Sophie Small introduces PostHealing: a new project from Girl Museum that aims to support those who have suffered any form of violence through encouraging artistic expression and building community


Based on Tumblr, PostHealing is Girl Museum’s new community space for making and sharing art after experiences of violence. Launching the project, I have become more and more aware of the beautiful and awesome resilience of human beings and I truly believe that all that power is amplified when we come together. So if you’ve experienced violence (including child abuse, domestic violence, sexual assault or violence of any kind) and you’re interested in trying to make some art, then we want you to shape this project.

All over the world, people are facing violence. Working with girls and young women at the Girl Museum, we are particularly aware of child abuse, domestic violence and sexual assault, all of which are far too often shrouded in silence, with violence sustained by cultures that don’t respond. Grasping the extent of the issue is hard, since figures can often only include those who disclose their experiences and studies are usually limited in location. WHO estimate that 470,000 people die as a result of violence in total each year, while a third of women have been assaulted in their lifetime and 1 in 5 women and 1 in 10 men were sexually abused as children. The problem is certainly global. But Girl Museum believe that art can help us heal. By sharing our art, we can go some way towards helping ourselves and our world. We can change our response to experiences of violence by speaking out, forming community, developing creative expression and celebrating our power. We are stronger when we come together.

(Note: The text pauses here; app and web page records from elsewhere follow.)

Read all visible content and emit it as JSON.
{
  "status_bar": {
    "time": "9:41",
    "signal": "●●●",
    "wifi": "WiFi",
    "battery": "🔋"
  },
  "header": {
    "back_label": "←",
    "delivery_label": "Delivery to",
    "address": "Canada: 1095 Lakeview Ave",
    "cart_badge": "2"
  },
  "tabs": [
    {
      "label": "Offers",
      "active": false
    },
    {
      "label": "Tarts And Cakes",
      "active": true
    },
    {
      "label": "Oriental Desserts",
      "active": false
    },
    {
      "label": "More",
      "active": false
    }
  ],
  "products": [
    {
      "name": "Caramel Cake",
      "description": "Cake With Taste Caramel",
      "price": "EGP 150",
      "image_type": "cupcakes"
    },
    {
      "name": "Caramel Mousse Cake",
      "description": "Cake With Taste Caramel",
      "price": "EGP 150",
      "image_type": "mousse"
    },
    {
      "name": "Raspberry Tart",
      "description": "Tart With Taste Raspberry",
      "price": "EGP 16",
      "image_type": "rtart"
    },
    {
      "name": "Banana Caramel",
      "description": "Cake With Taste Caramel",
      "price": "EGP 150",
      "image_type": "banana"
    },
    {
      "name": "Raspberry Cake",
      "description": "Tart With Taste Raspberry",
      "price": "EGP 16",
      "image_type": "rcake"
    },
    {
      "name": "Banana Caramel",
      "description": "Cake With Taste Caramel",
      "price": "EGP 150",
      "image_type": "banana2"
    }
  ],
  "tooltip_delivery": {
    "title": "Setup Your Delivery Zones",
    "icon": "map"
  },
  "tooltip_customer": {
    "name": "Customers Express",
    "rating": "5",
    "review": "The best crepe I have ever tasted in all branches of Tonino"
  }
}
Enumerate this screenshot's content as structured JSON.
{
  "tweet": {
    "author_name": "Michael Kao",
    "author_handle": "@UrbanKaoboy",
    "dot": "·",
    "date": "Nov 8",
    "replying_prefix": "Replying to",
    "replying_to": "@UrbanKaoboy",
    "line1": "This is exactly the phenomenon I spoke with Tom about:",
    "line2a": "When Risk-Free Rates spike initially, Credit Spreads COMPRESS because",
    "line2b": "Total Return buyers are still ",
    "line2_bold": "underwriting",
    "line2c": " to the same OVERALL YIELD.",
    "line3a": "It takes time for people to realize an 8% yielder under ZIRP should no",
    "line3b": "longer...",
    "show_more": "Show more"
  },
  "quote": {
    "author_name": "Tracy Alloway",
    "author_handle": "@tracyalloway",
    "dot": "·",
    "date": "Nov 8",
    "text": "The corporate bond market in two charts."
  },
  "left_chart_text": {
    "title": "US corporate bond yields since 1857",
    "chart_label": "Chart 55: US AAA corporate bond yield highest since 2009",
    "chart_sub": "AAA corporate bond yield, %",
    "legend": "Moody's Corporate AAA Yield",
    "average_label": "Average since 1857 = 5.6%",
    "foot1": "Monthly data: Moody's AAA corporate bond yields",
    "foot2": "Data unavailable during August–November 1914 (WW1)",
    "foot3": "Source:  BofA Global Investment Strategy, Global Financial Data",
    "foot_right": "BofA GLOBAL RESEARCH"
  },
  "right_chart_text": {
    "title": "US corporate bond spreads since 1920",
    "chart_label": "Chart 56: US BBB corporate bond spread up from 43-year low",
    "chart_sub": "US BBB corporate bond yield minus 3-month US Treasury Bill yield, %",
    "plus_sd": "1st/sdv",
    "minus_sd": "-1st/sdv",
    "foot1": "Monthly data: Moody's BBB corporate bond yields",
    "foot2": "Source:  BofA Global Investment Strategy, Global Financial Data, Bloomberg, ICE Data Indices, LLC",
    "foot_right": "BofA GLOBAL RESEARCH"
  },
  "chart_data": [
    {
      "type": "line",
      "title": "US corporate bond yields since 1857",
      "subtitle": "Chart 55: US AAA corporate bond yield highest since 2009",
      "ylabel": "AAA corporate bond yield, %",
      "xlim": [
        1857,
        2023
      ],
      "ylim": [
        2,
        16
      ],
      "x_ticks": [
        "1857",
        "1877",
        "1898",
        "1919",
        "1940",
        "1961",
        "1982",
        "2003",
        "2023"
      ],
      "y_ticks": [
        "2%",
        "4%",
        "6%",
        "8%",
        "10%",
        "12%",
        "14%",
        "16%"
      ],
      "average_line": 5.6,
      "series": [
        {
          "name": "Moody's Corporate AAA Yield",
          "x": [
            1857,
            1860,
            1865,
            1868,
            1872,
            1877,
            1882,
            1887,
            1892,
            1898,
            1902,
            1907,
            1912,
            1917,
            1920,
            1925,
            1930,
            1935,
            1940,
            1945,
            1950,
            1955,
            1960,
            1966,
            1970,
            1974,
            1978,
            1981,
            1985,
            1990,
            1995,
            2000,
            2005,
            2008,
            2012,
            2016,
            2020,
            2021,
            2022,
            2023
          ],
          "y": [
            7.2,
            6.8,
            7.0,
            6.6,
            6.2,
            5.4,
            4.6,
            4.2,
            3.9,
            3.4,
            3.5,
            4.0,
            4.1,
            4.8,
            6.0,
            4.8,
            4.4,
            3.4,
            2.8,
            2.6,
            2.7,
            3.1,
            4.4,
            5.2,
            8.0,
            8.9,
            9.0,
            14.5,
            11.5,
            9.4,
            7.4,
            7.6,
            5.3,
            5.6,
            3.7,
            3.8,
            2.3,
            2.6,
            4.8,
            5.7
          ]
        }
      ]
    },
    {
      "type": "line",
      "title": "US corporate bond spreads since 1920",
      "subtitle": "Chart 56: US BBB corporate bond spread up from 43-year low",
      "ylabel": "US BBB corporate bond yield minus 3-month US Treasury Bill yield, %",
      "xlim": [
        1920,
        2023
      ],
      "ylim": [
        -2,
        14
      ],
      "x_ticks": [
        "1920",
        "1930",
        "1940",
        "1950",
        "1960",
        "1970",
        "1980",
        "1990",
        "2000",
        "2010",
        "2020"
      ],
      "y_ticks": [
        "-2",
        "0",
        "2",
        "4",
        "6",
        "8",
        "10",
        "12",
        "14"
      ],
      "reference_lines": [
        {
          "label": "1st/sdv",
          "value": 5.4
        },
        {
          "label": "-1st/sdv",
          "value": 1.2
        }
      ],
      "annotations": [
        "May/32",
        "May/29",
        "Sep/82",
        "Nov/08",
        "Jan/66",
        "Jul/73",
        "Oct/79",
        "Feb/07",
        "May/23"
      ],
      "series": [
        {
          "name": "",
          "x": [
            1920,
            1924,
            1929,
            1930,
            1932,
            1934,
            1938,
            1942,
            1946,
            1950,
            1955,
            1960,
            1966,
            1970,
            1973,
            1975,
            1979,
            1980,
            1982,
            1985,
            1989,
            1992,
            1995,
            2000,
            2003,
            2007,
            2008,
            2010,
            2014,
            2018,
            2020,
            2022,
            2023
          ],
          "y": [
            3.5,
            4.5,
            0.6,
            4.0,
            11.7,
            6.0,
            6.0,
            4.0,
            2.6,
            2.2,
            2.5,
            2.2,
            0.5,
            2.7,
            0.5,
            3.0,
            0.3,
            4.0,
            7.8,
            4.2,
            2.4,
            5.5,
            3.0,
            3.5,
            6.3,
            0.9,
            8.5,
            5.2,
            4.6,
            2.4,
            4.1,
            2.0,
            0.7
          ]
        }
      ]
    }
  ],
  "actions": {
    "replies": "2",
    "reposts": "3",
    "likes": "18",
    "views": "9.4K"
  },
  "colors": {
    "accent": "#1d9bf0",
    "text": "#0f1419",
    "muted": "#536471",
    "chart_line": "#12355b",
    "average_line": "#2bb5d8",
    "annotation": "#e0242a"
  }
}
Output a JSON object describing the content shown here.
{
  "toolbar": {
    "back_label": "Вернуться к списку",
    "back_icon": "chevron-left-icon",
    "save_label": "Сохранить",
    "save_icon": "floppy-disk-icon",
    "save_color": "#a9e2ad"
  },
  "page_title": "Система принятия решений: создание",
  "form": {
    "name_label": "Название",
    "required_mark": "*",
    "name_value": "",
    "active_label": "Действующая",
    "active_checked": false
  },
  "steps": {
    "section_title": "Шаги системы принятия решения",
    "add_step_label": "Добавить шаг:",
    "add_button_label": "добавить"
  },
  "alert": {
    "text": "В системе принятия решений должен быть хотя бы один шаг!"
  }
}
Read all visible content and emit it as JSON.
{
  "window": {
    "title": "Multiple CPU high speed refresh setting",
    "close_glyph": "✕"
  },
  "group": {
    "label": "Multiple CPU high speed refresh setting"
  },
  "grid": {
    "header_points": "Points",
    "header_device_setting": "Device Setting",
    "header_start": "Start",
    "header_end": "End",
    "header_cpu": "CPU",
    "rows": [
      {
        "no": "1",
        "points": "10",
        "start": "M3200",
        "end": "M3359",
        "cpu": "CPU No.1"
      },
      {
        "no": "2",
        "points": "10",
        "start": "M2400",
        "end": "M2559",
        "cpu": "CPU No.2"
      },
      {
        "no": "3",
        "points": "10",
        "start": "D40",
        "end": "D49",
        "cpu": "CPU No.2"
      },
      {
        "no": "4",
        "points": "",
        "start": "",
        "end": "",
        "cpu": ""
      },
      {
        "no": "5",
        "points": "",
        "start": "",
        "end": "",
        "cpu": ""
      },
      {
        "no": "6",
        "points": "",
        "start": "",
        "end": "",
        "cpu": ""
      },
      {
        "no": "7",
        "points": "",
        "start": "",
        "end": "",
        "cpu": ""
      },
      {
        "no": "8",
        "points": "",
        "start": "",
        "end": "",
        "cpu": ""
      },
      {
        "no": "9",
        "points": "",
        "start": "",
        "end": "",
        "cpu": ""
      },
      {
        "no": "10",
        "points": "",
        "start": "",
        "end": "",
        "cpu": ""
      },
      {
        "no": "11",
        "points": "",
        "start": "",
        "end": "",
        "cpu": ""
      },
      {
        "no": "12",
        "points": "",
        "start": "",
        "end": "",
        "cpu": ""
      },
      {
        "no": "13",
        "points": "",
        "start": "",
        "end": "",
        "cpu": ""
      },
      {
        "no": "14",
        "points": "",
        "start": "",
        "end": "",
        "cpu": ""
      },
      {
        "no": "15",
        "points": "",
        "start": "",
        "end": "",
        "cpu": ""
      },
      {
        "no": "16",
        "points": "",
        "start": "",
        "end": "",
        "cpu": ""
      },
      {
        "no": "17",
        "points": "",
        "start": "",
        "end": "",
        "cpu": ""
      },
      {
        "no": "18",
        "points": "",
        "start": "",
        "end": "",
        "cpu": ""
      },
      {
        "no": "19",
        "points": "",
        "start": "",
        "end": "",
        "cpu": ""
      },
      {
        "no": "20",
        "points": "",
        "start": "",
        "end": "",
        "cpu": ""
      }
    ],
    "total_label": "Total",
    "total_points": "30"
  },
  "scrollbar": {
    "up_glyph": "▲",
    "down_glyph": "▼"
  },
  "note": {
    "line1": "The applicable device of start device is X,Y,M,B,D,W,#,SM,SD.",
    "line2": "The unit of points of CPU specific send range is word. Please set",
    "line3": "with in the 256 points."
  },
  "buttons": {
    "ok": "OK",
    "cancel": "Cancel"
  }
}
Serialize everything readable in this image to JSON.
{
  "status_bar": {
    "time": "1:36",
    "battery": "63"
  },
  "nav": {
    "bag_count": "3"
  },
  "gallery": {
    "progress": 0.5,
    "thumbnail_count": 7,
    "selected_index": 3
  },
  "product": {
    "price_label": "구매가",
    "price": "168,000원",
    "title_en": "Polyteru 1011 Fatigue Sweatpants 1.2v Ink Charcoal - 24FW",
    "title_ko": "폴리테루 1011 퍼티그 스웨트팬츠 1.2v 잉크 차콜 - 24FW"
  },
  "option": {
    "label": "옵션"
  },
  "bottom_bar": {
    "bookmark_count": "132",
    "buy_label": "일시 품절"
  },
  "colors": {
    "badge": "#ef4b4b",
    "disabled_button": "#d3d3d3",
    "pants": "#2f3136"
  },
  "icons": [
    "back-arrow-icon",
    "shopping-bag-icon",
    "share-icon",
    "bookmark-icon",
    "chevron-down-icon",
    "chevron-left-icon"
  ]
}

To help provide inspiration and illustration for how art can help us, we’ve been sharing examples ‘from around the web’ and ‘from around the world’ that tackle subjects of violence: from a professional artist’s installation piece on human trafficking to a teenage songwriter’s music inspired by her own experiences with abuse. The sheer volume of examples out there gets overwhelming and in researching artwork, I have had to confront the scale of the problem in a way that demonstrates the suffering involved more than any statistic. But I am also inspired. I have been exploring everything from oil paintings to R&B, from contemporaries of Caravaggio to attendants of the Women’s March. Each has confirmed that people have the power to respond to even the worst of experiences with creativity, courage, defiance and optimism.

It’s also shown that when it comes to violence, there is no ‘correct’ response. Now that the space is set up, we want to offer it over to anyone who might need it, so we’d love you to get involved. Whatever your experiences of violence, regardless of whether you’ve ever even picked up a pencil before, we would love to see your artwork and facilitate conversation or even collaboration. We want you to shape the space so that it’s right for those who use it.

If you want to get involved anonymously, you can – either by sending submissions to posthealing@girlmuseum.org or by using a pseudonym username on Tumblr. Otherwise, it can be as simple as posting your work with #PostHealing on any social media platform.

To get things started, we’re going to be hosting monthly zines, collecting together the work that’s been shared and exploring particular themes. December 2018’s focus was on ‘Family’ and through January we joined in with the month of Human Trafficking Awareness. Through February, we’ve been gearing up to One Billion Rising, a mass action campaign every February against the violence suffered by over one billion women and girls. 2019’s campaign is around systemic violence, seeking to promote an intersectional understanding and response, so we’ll be looking at how violence is affected by a wide range of issues, including racism, fundamentalism, displacement, poverty and climate change.

So if you’re interested, please do pick up a pencil (or a crochet hook, smartphone or guitar …) and head to www.posthealing.tumblr.com! We’d love to see your response.

The image used is an invitation to get involved in the PostHealing project. There is a painting featured which is Caravaggio’s depiction of Judith beheading Holofernes. The caption above the painting reads ‘this doesn’t actually make me feel better, well just a little.’ Below the painting it says: ‘PostHealing. Submit your artwork and get involved at: https://posthealing.tumblr.com, posthealing@girlmuseum.org, #PostHealing’.